==== Information given
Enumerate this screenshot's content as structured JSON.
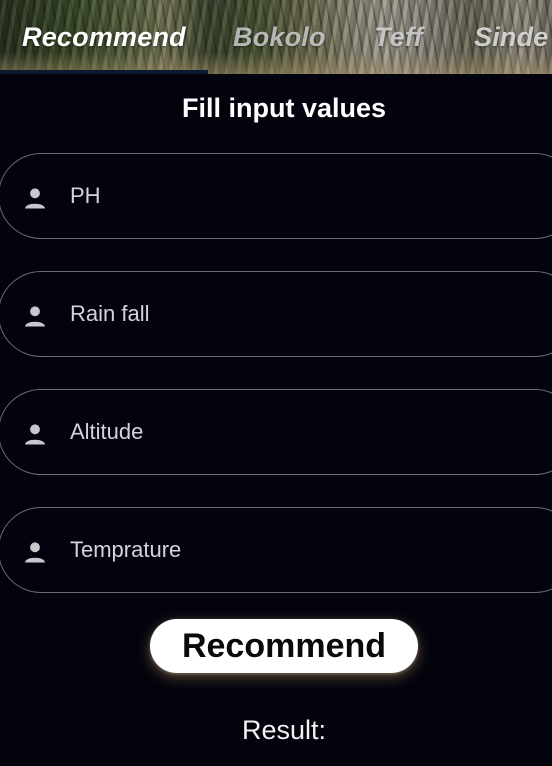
{
  "tabs": {
    "active": "Recommend",
    "items": [
      "Recommend",
      "Bokolo",
      "Teff",
      "Sinde"
    ]
  },
  "form": {
    "heading": "Fill input values",
    "fields": [
      {
        "placeholder": "PH",
        "icon": "person-icon"
      },
      {
        "placeholder": "Rain fall",
        "icon": "person-icon"
      },
      {
        "placeholder": "Altitude",
        "icon": "person-icon"
      },
      {
        "placeholder": "Temprature",
        "icon": "person-icon"
      }
    ],
    "submit_label": "Recommend"
  },
  "result": {
    "label": "Result:"
  },
  "colors": {
    "background": "#03030d",
    "field_border": "#6a6a78",
    "button_bg": "#ffffff",
    "button_text": "#0a0a0a"
  }
}
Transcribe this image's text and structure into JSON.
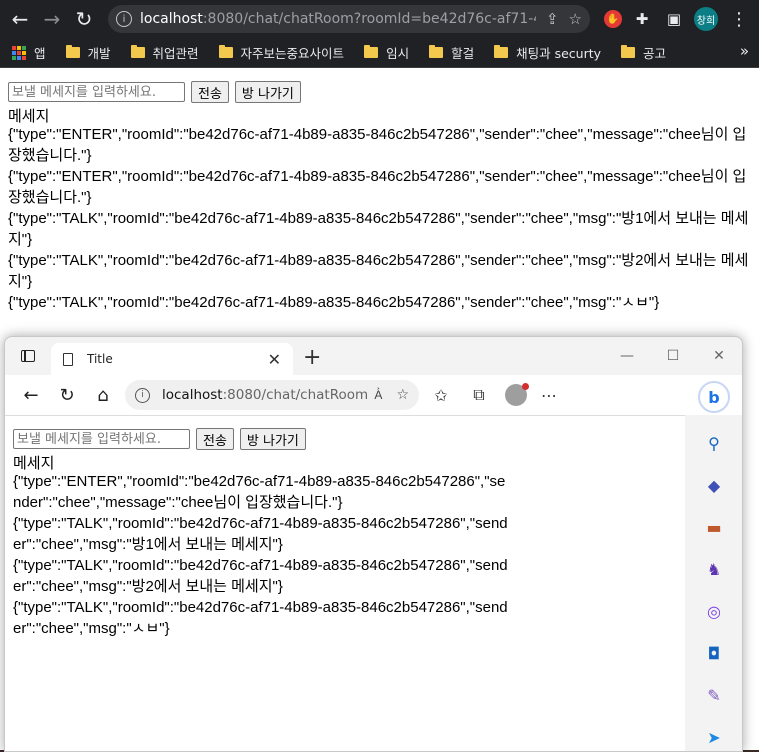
{
  "chrome": {
    "url_host": "localhost",
    "url_rest": ":8080/chat/chatRoom?roomId=be42d76c-af71-4b...",
    "profile_label": "창희",
    "bookmarks": [
      "앱",
      "개발",
      "취업관련",
      "자주보는중요사이트",
      "임시",
      "할걸",
      "채팅과 securty",
      "공고"
    ],
    "more": "»"
  },
  "page": {
    "input_placeholder": "보낼 메세지를 입력하세요.",
    "send_label": "전송",
    "leave_label": "방 나가기",
    "messages_title": "메세지",
    "messages_top": [
      "{\"type\":\"ENTER\",\"roomId\":\"be42d76c-af71-4b89-a835-846c2b547286\",\"sender\":\"chee\",\"message\":\"chee님이 입장했습니다.\"}",
      "{\"type\":\"ENTER\",\"roomId\":\"be42d76c-af71-4b89-a835-846c2b547286\",\"sender\":\"chee\",\"message\":\"chee님이 입장했습니다.\"}",
      "{\"type\":\"TALK\",\"roomId\":\"be42d76c-af71-4b89-a835-846c2b547286\",\"sender\":\"chee\",\"msg\":\"방1에서 보내는 메세지\"}",
      "{\"type\":\"TALK\",\"roomId\":\"be42d76c-af71-4b89-a835-846c2b547286\",\"sender\":\"chee\",\"msg\":\"방2에서 보내는 메세지\"}",
      "{\"type\":\"TALK\",\"roomId\":\"be42d76c-af71-4b89-a835-846c2b547286\",\"sender\":\"chee\",\"msg\":\"ㅅㅂ\"}"
    ],
    "messages_bottom": [
      "{\"type\":\"ENTER\",\"roomId\":\"be42d76c-af71-4b89-a835-846c2b547286\",\"sender\":\"chee\",\"message\":\"chee님이 입장했습니다.\"}",
      "{\"type\":\"TALK\",\"roomId\":\"be42d76c-af71-4b89-a835-846c2b547286\",\"sender\":\"chee\",\"msg\":\"방1에서 보내는 메세지\"}",
      "{\"type\":\"TALK\",\"roomId\":\"be42d76c-af71-4b89-a835-846c2b547286\",\"sender\":\"chee\",\"msg\":\"방2에서 보내는 메세지\"}",
      "{\"type\":\"TALK\",\"roomId\":\"be42d76c-af71-4b89-a835-846c2b547286\",\"sender\":\"chee\",\"msg\":\"ㅅㅂ\"}"
    ]
  },
  "edge": {
    "tab_title": "Title",
    "url_host": "localhost",
    "url_rest": ":8080/chat/chatRoom?ro...",
    "sidebar_icons": [
      "search-icon",
      "tag-icon",
      "briefcase-icon",
      "chess-icon",
      "office-icon",
      "outlook-icon",
      "drop-icon",
      "send-icon"
    ]
  },
  "colors": {
    "chrome_dark": "#202124",
    "omnibox": "#35363a",
    "folder": "#f2c94c",
    "edge_frame": "#f3f3f3"
  }
}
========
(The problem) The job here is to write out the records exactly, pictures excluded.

(Written response)
Enumerate this screenshot's content as structured JSON.
{
  "tabs": {
    "active": "Recommend",
    "items": [
      "Recommend",
      "Bokolo",
      "Teff",
      "Sinde"
    ]
  },
  "form": {
    "heading": "Fill input values",
    "fields": [
      {
        "placeholder": "PH",
        "icon": "person-icon"
      },
      {
        "placeholder": "Rain fall",
        "icon": "person-icon"
      },
      {
        "placeholder": "Altitude",
        "icon": "person-icon"
      },
      {
        "placeholder": "Temprature",
        "icon": "person-icon"
      }
    ],
    "submit_label": "Recommend"
  },
  "result": {
    "label": "Result:"
  },
  "colors": {
    "background": "#03030d",
    "field_border": "#6a6a78",
    "button_bg": "#ffffff",
    "button_text": "#0a0a0a"
  }
}
Transcribe this image's text and structure into JSON.
{
  "chrome": {
    "url_host": "localhost",
    "url_rest": ":8080/chat/chatRoom?roomId=be42d76c-af71-4b...",
    "profile_label": "창희",
    "bookmarks": [
      "앱",
      "개발",
      "취업관련",
      "자주보는중요사이트",
      "임시",
      "할걸",
      "채팅과 securty",
      "공고"
    ],
    "more": "»"
  },
  "page": {
    "input_placeholder": "보낼 메세지를 입력하세요.",
    "send_label": "전송",
    "leave_label": "방 나가기",
    "messages_title": "메세지",
    "messages_top": [
      "{\"type\":\"ENTER\",\"roomId\":\"be42d76c-af71-4b89-a835-846c2b547286\",\"sender\":\"chee\",\"message\":\"chee님이 입장했습니다.\"}",
      "{\"type\":\"ENTER\",\"roomId\":\"be42d76c-af71-4b89-a835-846c2b547286\",\"sender\":\"chee\",\"message\":\"chee님이 입장했습니다.\"}",
      "{\"type\":\"TALK\",\"roomId\":\"be42d76c-af71-4b89-a835-846c2b547286\",\"sender\":\"chee\",\"msg\":\"방1에서 보내는 메세지\"}",
      "{\"type\":\"TALK\",\"roomId\":\"be42d76c-af71-4b89-a835-846c2b547286\",\"sender\":\"chee\",\"msg\":\"방2에서 보내는 메세지\"}",
      "{\"type\":\"TALK\",\"roomId\":\"be42d76c-af71-4b89-a835-846c2b547286\",\"sender\":\"chee\",\"msg\":\"ㅅㅂ\"}"
    ],
    "messages_bottom": [
      "{\"type\":\"ENTER\",\"roomId\":\"be42d76c-af71-4b89-a835-846c2b547286\",\"sender\":\"chee\",\"message\":\"chee님이 입장했습니다.\"}",
      "{\"type\":\"TALK\",\"roomId\":\"be42d76c-af71-4b89-a835-846c2b547286\",\"sender\":\"chee\",\"msg\":\"방1에서 보내는 메세지\"}",
      "{\"type\":\"TALK\",\"roomId\":\"be42d76c-af71-4b89-a835-846c2b547286\",\"sender\":\"chee\",\"msg\":\"방2에서 보내는 메세지\"}",
      "{\"type\":\"TALK\",\"roomId\":\"be42d76c-af71-4b89-a835-846c2b547286\",\"sender\":\"chee\",\"msg\":\"ㅅㅂ\"}"
    ]
  },
  "edge": {
    "tab_title": "Title",
    "url_host": "localhost",
    "url_rest": ":8080/chat/chatRoom?ro...",
    "sidebar_icons": [
      "search-icon",
      "tag-icon",
      "briefcase-icon",
      "chess-icon",
      "office-icon",
      "outlook-icon",
      "drop-icon",
      "send-icon"
    ]
  },
  "colors": {
    "chrome_dark": "#202124",
    "omnibox": "#35363a",
    "folder": "#f2c94c",
    "edge_frame": "#f3f3f3"
  }
}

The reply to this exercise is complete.